Passing Our Knowledge to Others

Deaf students, instructor learn plenty in auto repair class

Don Twomey of Twomey Auto Works – Austin Texas,  could barely keep up with his students as they fiercely blasted the rust off a 1977 El Camino with sanders. Trotting among eight teenagers who have hearing loss, Twomey showed them how to run their hands along the car’s body to locate dents and then how to smooth the bumps with
plastic filler.

Since January, he has been the volunteer teacher for an
auto repair class in a garage at the Texas School for the Deaf.

“It’s kind of refreshing,” said Twomey, who owns Twomey Auto Works, a body repair shop on South Congress Avenue. “These kids help each other a lot more than other
people I’ve worked with. They are smart and intuitive.”

The school is across the street from Twomey’s shop. Working with the school, Twomey said, is an “easy fit.”

One of his employees is deaf and began working for him 10 years ago after
graduating from the school, Twomey said.

“I have learned a lot from him,”  he said.

Because of Twomey’s proximity to the school and his experience working with an employee who has hearing loss, the school asked him to teach the class on Tuesdays and Thursdays, said Claire Bugen, the school’s superintendent.

Bugen said, “Twomey has a wonderful style with the students.”

“He is easygoing, uses humor and is not afraid to give his beginning sign
language a try,” Bugen said. “Often the class interpreter indicates she
has nothing to do because he does so well with the students.”

Twomey said he has learned a few words in sign language.
“I’ve learned how to say ‘old,’ ‘crazy,’ ‘thank you’ and ‘bad,’ ” he said, grinning.

His eight students, speaking through interpreter Theresa Goodnight during one of their
classes last week, had nothing but praise for Twomey.

“He doesn’t sit back,” said Kevin Ruffin, an 18-year-old who said he plans to be a football coach. “He gets very involved. It’s like he’s one of us.”

Though Twomey doesn’t know sign language, it’s not a problem because he teaches much of the class through gestures, Ruffin said.

“He’s not as strict as some of our other teachers,” said
19-year-old Chase Billings, who said he enrolled in the class because his mother wants him to learn how to fix her car, which was recently involved in a wreck.
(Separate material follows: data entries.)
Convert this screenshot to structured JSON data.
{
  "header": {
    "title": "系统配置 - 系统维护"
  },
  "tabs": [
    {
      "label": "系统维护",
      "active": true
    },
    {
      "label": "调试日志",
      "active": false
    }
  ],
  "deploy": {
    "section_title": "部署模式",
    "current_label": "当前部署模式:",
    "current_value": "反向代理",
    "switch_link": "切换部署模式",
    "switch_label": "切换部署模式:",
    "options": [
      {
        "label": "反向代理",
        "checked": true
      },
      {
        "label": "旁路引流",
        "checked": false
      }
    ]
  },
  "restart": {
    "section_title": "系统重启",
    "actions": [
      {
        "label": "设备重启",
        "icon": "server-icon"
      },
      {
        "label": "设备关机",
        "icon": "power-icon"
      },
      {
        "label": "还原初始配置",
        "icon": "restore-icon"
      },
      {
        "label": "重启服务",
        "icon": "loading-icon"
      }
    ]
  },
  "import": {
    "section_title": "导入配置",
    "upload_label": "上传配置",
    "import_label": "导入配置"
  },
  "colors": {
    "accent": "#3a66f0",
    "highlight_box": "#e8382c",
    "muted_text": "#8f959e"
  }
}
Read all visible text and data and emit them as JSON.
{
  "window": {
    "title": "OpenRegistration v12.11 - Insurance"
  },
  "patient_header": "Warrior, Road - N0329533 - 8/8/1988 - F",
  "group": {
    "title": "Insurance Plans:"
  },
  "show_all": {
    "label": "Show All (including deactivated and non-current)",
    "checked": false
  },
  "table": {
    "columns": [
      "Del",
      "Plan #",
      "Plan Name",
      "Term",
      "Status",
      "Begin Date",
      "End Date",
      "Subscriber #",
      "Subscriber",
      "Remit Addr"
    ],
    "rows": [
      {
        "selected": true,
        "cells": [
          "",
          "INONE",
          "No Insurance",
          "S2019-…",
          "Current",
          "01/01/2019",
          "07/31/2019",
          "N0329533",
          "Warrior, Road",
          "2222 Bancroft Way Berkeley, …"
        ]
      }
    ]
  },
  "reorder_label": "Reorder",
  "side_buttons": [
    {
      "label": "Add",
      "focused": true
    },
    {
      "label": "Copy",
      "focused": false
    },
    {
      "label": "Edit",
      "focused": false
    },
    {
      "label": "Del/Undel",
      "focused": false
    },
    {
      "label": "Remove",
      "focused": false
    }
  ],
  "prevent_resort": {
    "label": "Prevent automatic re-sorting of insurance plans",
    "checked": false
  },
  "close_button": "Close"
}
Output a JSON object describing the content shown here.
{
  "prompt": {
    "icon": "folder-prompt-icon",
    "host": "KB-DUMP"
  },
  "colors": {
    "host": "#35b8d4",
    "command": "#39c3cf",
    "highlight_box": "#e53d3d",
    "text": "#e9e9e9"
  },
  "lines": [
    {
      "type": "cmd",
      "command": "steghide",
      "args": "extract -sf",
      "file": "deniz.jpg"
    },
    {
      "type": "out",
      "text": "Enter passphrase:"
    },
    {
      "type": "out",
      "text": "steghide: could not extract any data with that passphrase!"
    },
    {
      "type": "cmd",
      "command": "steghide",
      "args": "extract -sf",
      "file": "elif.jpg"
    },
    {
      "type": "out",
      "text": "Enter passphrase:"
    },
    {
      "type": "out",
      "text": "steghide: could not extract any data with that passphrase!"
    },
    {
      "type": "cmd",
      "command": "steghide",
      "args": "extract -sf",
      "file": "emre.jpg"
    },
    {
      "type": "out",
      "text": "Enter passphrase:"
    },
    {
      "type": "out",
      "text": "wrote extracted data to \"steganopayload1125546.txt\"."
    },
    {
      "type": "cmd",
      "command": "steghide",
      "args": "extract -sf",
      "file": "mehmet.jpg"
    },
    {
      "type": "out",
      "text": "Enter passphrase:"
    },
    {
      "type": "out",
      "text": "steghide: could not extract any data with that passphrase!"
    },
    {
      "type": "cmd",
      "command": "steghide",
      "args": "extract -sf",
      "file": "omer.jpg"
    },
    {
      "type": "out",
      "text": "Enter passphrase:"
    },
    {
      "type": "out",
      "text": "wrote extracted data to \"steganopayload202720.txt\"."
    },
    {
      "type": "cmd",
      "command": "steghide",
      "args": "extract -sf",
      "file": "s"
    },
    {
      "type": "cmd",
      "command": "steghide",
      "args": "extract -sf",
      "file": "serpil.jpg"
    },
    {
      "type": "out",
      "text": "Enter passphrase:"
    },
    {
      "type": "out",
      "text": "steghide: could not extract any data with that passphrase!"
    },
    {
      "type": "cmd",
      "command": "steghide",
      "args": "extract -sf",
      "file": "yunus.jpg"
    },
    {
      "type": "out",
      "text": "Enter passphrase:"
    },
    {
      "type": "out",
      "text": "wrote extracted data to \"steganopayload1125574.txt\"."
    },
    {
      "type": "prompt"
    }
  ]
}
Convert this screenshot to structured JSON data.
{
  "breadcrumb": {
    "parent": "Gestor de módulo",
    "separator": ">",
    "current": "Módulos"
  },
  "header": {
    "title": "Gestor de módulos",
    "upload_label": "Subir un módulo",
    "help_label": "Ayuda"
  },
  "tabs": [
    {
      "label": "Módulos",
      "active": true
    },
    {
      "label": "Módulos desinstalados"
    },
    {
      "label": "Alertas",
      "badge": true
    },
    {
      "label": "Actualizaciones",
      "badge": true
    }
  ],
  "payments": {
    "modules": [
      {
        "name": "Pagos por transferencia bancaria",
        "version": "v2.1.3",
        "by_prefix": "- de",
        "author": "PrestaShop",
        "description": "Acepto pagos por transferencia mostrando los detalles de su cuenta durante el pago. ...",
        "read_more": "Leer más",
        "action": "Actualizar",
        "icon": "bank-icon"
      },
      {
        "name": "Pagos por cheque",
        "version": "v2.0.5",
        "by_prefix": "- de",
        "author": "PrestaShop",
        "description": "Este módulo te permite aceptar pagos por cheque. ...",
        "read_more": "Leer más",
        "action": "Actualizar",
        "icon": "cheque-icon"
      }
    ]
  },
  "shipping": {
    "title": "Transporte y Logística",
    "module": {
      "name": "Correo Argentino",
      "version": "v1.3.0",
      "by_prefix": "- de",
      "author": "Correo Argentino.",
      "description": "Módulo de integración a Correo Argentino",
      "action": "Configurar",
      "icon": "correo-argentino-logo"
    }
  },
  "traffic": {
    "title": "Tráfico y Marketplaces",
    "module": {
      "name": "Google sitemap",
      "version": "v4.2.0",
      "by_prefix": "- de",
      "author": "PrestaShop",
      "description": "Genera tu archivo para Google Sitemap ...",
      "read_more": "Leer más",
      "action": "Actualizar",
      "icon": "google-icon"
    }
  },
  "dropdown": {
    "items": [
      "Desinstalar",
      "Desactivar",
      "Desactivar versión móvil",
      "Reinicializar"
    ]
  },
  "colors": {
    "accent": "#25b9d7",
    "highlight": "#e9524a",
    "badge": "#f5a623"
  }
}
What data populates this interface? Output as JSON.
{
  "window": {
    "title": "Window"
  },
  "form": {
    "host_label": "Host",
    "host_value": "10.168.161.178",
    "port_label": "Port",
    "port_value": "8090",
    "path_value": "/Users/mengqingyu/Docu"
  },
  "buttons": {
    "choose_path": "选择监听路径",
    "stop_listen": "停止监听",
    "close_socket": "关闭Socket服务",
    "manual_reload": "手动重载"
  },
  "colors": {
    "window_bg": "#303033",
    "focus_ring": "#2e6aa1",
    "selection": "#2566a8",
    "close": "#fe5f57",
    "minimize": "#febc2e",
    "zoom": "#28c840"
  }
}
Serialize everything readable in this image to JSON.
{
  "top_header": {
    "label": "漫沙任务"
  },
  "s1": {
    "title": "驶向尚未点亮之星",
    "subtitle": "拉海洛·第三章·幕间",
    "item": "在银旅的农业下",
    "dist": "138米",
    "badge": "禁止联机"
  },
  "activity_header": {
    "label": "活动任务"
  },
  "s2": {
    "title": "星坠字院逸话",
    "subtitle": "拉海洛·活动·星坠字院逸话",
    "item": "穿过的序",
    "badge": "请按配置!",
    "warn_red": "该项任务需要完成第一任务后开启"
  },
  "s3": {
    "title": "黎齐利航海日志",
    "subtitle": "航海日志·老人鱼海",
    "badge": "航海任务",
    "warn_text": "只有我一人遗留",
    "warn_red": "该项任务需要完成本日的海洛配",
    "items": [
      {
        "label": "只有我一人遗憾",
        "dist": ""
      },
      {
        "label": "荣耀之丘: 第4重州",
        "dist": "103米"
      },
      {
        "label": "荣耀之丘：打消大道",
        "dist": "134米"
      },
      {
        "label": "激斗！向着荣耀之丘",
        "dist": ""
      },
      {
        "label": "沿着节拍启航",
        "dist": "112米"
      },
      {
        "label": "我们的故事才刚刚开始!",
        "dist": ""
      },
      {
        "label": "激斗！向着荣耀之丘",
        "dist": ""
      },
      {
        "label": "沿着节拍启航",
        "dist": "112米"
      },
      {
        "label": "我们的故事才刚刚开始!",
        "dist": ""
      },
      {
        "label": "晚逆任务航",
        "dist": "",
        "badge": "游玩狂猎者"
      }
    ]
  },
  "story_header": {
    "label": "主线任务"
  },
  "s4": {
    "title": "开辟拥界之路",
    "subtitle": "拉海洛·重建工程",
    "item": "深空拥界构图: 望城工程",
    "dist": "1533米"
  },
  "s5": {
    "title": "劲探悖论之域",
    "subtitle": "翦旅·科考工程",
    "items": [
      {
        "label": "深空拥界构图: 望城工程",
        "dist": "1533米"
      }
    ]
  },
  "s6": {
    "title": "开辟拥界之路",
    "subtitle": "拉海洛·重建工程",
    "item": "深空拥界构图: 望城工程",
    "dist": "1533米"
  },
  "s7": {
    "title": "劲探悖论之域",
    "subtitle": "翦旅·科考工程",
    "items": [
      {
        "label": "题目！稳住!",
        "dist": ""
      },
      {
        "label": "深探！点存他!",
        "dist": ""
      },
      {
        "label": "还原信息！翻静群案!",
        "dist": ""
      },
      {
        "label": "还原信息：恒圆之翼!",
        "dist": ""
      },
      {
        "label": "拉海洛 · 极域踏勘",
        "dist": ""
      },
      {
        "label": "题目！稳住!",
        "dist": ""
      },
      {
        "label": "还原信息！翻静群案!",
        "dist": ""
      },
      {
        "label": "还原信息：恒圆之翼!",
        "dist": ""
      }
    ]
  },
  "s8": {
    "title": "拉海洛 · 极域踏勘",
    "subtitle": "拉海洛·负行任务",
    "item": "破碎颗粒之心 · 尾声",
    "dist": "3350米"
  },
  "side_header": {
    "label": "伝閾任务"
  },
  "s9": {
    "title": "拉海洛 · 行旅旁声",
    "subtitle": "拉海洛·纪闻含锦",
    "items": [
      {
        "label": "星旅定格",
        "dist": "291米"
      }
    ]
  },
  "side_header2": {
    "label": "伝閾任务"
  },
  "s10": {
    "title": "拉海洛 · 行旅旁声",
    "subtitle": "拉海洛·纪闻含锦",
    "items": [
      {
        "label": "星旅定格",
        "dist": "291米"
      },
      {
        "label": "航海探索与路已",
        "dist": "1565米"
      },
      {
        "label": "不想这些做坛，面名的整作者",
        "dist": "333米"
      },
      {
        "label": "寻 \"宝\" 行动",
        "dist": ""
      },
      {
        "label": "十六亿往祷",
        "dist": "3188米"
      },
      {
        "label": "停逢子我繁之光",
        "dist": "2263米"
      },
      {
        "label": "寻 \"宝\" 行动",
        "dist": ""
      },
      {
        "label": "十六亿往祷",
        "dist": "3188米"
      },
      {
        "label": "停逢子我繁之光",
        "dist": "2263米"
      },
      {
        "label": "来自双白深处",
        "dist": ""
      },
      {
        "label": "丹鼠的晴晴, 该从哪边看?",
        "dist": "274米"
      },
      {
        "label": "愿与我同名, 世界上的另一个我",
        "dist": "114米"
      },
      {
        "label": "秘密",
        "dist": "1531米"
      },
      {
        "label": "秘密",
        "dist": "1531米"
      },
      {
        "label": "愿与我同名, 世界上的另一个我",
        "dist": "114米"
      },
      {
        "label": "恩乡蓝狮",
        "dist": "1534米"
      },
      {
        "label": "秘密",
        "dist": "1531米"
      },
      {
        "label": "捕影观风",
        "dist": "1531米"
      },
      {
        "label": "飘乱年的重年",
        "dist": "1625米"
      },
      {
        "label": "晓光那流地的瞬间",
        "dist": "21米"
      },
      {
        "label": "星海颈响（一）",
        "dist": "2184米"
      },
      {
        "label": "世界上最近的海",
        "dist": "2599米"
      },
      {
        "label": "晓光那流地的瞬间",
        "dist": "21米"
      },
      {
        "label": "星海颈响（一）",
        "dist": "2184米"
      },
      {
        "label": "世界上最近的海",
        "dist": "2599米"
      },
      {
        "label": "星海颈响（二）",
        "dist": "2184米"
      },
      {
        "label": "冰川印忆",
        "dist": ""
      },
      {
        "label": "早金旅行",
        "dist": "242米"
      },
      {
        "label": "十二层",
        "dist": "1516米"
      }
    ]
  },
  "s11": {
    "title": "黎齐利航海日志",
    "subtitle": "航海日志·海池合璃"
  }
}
Emmanuel Trevino, a 17-year-old who wants to get a  job at an auto body repair shop,
said he wants to share what he has learned from Twomey with his family.

“This is my number one favorite class,” he said.

Rocky Gillam, 17, said he has been able to fix the dents
in a Dodge pickup.

Twomey said the skills he is teaching the students, including painting and polishing a
car, are just an introduction to the auto repair business. Twomey has provided the car and his own tools for the class.

Eventually, the students will repaint the vehicle, which has flat tires and an engine that does not work, and enter it into a car show at the school in the fall.

Twomey said teaching the class gives him a break from his business, where the phones are constantly ringing.

“It’s good therapy for me,” he said.